▶ _WHAT YOU ARE ASKED TO DO_
Please go line by line through the material and copy each one containing the word "name".

▶ _AVAILABLE DATA_
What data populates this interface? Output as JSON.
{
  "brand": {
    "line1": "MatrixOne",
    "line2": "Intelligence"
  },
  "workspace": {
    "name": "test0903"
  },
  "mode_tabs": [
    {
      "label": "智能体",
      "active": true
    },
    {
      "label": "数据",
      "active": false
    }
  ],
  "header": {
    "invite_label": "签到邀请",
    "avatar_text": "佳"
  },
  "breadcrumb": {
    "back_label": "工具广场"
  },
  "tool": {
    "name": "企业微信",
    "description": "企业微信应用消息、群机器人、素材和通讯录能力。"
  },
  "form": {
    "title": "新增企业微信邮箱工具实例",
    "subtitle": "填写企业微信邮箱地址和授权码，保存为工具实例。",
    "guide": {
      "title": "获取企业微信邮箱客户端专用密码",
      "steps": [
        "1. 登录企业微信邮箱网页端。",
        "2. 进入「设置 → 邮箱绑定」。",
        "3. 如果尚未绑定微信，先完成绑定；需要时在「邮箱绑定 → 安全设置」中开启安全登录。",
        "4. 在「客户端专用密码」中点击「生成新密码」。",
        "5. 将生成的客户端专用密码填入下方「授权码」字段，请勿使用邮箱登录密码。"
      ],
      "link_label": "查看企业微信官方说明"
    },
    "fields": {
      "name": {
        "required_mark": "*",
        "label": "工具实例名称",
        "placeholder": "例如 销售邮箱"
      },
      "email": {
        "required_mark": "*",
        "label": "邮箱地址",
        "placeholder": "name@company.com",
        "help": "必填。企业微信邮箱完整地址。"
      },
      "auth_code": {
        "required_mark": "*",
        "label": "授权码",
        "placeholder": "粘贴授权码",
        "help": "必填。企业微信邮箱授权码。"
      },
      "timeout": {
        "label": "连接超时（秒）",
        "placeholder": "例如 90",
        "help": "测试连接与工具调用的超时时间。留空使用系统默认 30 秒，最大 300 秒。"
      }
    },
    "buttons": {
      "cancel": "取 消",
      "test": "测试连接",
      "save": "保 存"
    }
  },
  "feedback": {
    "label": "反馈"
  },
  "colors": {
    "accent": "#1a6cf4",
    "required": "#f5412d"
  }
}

▶ _TASK ANSWER_
    "name": "test0903"
    "name": "企业微信",
      "name": {
        "placeholder": "name@company.com",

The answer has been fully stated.